October 09, 2007
| by Steven Castle
I attended a couple of green open houses last Saturday, Oct. 6, as part of the National Solar Tour put on by the American Solar Energy Society and its regional chapters. First stop was a Colonial-style house with a south-facing solar roof.
Homeowner Bob Zak of Bolton, Mass., showed off his photovoltaic system, which consists of 480 separate solar cells arrayed to the look like roof shingles. The entire roof, except for the half-shingles at the ends, was done with the Sunslates roofing system from Atlantis Solar Energy. You can see photos of Zak’s house on this site.

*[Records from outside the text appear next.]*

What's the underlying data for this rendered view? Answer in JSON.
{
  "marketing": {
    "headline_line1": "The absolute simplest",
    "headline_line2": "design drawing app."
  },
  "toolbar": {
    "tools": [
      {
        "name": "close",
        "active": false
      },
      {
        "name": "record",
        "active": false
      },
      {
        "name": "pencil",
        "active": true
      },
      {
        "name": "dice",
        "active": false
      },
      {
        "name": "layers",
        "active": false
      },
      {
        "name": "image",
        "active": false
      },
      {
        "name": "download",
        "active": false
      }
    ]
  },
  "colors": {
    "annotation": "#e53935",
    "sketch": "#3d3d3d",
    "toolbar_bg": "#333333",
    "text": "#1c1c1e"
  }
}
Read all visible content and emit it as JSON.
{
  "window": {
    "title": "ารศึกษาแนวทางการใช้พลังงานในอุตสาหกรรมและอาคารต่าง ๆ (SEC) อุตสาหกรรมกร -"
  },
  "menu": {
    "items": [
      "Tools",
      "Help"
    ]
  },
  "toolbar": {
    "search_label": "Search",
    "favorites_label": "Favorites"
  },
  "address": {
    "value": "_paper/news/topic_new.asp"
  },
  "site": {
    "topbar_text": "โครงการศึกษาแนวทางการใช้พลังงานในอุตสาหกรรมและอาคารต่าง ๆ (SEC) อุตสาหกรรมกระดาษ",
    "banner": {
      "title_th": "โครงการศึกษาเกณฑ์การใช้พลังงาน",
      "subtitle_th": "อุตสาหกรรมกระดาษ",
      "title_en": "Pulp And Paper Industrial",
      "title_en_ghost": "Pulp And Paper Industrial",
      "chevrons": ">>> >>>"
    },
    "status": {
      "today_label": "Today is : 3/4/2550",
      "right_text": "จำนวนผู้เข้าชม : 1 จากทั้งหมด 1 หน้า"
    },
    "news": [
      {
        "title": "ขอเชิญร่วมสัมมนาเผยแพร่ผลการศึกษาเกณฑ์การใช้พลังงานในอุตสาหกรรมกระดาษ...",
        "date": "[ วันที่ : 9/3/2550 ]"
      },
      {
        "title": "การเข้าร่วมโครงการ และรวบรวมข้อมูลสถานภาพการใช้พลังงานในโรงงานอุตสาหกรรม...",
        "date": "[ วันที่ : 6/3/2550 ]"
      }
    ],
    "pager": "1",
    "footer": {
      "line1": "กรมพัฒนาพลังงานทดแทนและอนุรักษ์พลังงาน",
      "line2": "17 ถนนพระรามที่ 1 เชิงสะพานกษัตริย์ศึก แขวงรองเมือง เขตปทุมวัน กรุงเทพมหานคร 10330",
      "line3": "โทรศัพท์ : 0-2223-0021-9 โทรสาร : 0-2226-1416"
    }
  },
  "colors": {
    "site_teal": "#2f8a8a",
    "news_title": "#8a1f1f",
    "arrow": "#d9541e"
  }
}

The Sunslates, in effect, take the place of traditional roof shingles and give the roof a uniform, unobtrusive look. Zak explained that he didn’t want traditional solar panels mounted on his roof, which faces the road. “I wanted something efficient, and that my neighbors wouldn’t mind.” The slates aren’t made with thin-film solar technologies, but of the more traditional crystalline silicon variety.
The Sunslates overlap, like roofing shingles, with each tile wired separately—although there is usually only one penetration point. The 20 arrays of 24 tiles each are wired to three inverters in Zak’s attic. The inverters convert the direct current (DC) generated by the solar panels to alternating current (AC) used for home’s electricity.
The 6-kilowatt system is tied to the grid, meaning that Zak effectively “sells” his excess power back to the power company. He went the grid route, he says, because “I didn’t want a roomful of batteries in the basement.” Batteries are often required to store electricity collected by a solar array.
Zak estimates that about two-thirds of his solar power makes it back to the grid, saving him about half a normal electric bill, or about $1,000 a year. He says the system cost him about $60,000 to have installed in 2001. He received a one-time state tax break of about $1,500.
According to Atlantis Energy, the roofing and electrical contractors who install its systems will on average charge $13,000 per 100 square feet—and expect about 1 kilowatt per 100 square feet and costs of about $13 per watt.
Although he’s in the northeast and gets plenty of snow, Zak says the snow melts quickly off the solar panels. Performance, water runoff, and installation costs also depend on the slope of the roof.
I’ll be writing about more green homes I’ve visited in upcoming entries. Let us know if you saw any as well!
Steven Castle is Electronic House's managing editor. he has been writing about consumer electronics, homes and energy efficiency topics for two decades. He is also the co-founder of GreenTech Advocates